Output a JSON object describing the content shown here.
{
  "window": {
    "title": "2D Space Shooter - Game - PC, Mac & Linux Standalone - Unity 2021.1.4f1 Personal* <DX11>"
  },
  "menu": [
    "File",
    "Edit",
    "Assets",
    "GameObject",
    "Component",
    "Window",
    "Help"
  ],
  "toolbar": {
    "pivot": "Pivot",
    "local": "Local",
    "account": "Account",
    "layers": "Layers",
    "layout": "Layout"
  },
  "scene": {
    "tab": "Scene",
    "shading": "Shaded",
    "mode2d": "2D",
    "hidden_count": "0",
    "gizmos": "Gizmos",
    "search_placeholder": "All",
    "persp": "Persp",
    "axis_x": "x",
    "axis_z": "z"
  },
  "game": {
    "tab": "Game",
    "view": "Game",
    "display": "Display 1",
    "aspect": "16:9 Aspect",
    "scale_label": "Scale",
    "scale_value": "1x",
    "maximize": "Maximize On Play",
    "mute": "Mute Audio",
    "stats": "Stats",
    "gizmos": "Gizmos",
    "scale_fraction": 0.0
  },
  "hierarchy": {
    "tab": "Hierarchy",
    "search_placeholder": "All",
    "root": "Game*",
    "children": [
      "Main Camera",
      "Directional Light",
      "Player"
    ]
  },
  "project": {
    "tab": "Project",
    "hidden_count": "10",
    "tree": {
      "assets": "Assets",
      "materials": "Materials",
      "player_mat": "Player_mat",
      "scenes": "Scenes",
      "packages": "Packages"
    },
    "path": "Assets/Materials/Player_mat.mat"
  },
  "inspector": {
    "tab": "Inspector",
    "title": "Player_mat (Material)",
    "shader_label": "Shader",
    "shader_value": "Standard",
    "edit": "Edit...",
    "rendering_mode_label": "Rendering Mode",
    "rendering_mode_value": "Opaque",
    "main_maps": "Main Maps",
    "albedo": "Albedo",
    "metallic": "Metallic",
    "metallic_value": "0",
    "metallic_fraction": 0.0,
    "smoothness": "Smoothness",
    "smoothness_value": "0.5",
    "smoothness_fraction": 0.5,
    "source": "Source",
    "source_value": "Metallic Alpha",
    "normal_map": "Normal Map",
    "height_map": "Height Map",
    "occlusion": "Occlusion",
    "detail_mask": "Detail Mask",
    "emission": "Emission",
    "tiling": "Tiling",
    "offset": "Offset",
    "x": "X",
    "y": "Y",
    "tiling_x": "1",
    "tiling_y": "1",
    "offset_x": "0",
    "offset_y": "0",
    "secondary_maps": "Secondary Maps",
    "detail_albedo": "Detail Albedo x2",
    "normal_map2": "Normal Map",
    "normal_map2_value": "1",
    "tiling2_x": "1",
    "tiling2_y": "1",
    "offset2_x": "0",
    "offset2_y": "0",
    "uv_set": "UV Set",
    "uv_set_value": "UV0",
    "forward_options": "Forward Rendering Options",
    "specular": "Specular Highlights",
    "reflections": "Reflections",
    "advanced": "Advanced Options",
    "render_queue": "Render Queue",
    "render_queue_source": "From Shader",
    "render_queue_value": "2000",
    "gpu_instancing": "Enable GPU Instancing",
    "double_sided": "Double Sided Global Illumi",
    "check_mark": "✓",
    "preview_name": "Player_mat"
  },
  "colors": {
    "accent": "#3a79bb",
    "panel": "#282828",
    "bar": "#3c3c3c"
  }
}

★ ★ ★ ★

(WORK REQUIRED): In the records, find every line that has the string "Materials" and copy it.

(SOLUTION):
      "materials": "Materials",
    "path": "Assets/Materials/Player_mat.mat"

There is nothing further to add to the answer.